Visitors could walk to different camps that were part of the re-enactment and ask questions to learn about life during the Revolutionary War and see the clothes and tools that were used.
“You get to come here and you get to smell it, see it and touch it,” Hauck said. “Instead of just reading about it, we can let you hold a gun or touch a uniform.”
An underlying theme of the event was espionage, Hauck said. Two people played spies for the British to help them launch a surprise attack, and they were to walk around the camps having secret conversations and passing each other notes, he said.
Ian Baker, who portrayed a British light infantryman with the 52nd Regiment of Foot, said every unit in the British Army had its own traditions. The soldiers were part of a numbered military system but related to each other by the communities they came from, he said.
“It makes re-enacting British rather tough. … [In] the British Army, every regiment had a different set of stuff – like down to the regimental buttons that have our number on them,” Baker said.

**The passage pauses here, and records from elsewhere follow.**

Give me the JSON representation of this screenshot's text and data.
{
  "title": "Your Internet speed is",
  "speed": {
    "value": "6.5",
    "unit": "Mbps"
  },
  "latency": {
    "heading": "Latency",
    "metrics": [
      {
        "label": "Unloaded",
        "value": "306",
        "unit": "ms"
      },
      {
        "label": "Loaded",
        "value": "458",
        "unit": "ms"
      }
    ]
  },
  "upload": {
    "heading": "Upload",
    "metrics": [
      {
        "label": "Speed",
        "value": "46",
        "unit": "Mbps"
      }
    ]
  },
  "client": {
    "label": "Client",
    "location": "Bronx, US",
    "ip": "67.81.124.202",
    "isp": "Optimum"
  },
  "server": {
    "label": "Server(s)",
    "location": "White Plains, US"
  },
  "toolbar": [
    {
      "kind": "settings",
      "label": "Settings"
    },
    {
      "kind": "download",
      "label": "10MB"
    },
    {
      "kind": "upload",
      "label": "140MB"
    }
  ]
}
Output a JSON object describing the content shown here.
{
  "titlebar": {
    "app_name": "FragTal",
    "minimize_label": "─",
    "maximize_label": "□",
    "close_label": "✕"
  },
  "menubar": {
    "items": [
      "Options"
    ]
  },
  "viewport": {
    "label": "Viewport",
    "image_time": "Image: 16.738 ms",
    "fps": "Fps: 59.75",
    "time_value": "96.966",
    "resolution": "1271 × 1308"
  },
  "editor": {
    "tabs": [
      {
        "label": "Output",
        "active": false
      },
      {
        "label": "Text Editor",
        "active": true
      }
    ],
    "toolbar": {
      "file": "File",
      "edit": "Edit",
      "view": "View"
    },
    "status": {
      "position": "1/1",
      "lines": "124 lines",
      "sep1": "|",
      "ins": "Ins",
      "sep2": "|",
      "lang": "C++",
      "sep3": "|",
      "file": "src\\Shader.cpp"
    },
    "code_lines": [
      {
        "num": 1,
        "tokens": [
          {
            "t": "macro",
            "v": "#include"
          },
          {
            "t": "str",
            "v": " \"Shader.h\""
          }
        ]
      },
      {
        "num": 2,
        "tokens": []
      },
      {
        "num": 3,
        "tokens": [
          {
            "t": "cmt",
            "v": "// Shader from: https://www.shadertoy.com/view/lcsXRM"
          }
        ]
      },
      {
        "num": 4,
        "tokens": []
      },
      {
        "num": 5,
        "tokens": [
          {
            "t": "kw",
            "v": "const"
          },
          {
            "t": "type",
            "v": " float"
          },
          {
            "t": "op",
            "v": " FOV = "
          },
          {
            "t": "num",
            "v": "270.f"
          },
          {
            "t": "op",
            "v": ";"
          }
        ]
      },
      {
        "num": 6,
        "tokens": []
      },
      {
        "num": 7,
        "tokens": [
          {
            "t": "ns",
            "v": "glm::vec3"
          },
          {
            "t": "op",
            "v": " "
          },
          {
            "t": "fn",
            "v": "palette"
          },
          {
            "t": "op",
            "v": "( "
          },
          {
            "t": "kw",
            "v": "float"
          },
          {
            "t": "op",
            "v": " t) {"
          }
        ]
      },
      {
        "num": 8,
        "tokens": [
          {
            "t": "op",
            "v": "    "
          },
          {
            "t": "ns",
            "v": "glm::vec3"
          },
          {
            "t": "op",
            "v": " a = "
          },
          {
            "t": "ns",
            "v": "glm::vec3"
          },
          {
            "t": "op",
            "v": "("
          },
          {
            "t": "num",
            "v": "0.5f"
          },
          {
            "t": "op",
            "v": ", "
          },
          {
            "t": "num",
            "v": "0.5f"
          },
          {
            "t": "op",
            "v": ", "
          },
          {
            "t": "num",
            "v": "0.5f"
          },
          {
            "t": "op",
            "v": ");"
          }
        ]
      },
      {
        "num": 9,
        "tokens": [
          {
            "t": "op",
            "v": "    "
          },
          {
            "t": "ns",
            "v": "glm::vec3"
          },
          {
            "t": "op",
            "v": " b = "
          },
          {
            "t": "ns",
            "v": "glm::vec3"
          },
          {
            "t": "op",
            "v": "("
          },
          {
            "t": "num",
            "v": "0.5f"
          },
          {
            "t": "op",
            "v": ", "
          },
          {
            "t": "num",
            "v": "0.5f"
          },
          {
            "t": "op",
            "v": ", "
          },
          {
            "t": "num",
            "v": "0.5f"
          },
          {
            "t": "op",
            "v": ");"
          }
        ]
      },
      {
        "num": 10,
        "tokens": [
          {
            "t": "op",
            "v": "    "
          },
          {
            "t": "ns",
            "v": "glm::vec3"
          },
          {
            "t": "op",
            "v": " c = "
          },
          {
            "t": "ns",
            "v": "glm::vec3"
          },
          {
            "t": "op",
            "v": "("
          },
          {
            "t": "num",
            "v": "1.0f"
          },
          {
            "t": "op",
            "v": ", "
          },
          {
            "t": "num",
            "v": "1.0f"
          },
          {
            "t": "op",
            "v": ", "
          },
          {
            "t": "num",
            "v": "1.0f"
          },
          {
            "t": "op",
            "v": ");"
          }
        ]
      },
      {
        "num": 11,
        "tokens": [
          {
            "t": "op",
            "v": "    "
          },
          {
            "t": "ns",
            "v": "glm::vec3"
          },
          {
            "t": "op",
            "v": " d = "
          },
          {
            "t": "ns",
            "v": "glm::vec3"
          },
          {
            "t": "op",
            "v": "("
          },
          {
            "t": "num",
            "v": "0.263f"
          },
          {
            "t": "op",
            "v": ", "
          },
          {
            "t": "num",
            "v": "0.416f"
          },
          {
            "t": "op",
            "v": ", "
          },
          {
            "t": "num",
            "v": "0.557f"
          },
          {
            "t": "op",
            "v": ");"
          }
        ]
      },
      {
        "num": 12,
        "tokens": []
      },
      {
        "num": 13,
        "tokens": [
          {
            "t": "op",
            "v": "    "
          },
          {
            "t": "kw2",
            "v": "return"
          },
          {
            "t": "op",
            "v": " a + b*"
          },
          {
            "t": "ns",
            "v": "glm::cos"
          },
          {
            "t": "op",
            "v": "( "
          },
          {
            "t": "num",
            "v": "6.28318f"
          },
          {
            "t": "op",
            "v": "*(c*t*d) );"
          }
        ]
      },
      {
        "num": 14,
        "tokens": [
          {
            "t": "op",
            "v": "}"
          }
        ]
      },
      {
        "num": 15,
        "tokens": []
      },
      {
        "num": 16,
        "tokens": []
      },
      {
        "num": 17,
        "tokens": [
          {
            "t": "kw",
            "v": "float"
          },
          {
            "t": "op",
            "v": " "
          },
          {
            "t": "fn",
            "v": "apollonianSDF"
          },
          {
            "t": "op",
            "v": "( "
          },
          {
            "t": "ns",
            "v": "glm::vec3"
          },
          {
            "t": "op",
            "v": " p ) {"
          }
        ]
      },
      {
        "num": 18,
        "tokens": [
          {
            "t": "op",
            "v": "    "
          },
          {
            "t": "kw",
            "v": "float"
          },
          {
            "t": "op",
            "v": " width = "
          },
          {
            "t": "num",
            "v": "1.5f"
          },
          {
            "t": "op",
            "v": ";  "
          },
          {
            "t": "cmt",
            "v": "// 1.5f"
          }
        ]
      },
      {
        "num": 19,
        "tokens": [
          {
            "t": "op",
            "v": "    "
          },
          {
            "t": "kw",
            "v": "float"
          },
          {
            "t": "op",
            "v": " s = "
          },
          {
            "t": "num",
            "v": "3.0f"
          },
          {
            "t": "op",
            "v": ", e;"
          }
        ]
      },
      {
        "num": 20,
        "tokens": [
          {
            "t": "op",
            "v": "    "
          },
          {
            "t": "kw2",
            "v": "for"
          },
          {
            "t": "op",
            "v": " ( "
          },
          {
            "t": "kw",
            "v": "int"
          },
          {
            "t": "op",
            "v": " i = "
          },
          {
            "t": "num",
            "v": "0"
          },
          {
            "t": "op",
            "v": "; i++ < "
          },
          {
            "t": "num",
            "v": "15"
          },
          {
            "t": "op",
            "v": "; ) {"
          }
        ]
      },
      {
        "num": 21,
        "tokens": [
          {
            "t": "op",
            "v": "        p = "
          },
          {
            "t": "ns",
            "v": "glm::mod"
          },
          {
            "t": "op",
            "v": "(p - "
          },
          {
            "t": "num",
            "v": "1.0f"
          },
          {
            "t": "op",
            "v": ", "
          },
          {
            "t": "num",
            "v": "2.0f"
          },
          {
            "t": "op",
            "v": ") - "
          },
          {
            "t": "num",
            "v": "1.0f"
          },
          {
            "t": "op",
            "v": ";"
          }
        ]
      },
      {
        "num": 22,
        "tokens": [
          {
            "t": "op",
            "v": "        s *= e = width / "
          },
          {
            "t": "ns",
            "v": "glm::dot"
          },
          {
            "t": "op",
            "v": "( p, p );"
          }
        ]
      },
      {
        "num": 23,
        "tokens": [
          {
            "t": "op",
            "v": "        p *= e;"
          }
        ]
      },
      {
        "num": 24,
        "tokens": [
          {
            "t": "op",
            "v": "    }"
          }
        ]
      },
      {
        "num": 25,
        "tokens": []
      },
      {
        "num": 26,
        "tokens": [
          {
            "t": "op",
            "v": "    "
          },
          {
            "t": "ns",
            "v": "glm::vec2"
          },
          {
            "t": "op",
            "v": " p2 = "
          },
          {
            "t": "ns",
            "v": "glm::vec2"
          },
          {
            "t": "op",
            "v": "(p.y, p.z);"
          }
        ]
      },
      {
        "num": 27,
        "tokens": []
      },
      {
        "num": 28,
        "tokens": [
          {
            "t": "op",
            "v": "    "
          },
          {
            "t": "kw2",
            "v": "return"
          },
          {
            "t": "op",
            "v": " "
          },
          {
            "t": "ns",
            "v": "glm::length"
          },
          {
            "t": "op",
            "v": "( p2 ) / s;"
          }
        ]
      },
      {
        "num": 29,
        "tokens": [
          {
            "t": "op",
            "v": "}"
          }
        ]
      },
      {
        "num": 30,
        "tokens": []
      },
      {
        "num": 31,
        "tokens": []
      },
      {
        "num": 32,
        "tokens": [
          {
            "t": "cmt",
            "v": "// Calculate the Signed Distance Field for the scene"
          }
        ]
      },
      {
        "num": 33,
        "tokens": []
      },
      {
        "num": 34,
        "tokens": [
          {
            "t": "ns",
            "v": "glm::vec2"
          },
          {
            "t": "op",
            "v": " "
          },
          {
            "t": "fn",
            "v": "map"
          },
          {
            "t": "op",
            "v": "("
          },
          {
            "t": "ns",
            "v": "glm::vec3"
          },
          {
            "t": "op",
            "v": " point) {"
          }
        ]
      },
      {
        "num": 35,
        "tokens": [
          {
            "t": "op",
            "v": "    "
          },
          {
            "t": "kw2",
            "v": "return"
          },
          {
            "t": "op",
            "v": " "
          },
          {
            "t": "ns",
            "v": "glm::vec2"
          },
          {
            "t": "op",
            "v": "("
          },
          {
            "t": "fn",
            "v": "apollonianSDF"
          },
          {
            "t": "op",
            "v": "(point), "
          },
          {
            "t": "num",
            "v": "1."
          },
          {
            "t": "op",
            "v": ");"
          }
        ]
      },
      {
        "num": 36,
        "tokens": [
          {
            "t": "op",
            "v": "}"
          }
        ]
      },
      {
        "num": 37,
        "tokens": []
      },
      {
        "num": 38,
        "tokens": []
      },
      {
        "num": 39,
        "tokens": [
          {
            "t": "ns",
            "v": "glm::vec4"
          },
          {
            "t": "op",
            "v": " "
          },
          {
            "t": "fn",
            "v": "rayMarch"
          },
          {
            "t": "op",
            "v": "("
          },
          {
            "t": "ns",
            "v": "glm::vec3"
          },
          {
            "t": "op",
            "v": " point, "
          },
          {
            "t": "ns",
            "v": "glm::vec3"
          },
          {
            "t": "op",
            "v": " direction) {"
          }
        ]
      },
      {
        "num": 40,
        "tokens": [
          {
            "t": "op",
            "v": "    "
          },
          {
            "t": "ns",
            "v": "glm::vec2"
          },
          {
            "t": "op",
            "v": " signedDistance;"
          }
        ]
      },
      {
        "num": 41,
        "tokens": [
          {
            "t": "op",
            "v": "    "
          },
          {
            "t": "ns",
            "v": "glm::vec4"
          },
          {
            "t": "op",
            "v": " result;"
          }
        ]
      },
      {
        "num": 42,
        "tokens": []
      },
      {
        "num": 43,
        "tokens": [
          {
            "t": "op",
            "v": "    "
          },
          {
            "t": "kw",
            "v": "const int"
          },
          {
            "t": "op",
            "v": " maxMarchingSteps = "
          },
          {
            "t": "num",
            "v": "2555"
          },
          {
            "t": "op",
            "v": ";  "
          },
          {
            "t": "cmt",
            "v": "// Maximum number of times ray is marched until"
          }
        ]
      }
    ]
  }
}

Baker was at one of the campsites for the British Army at the farm. Nearby were British soldiers wearing typical line infantry uniforms. He said light infantrymen – tasked with reconnaissance, scouting and skirmishing – were dressed more practically.
“We were supposed to move quickly and light. As a result, we’re uniformed and equipped a little more practically than the regular British line,” Baker said.
Another British Army unit present at the farm was the 84th Regiment of Foot. The soldiers from that unit wore kilts and belted plaids.
Hauck said some of his favorite people who are part of the re-enactment to talk to are those portraying the Tories, or Loyalists. They were American colonists who were loyal to the British.
“Sometimes it’s hard to think, ‘Why would people in America fight for the British?’ but their argument is very convincing,” he said.
The units of the Continental and British armies did battle Saturday that, to the dismay of some in the crowd, ended with a British victory. Loud musket fire rang out between the soldiers at an open field near the farm.
Several hours before the battle, a crowd watched several British soldiers and one Continental marine soldier engage in a load-and-fire competition using muskets.
“During the Revolutionary War, a very good – a proficient solider – could fire four rounds in a minute,” one of the re-enactors said.
Noreen Dollinger, one of the owners of Dollinger Family Farm, said the weekend was another great opportunity for the farm to provide history to visitors.
“We love our farm and we enjoy having people to share its beauty with,” she said.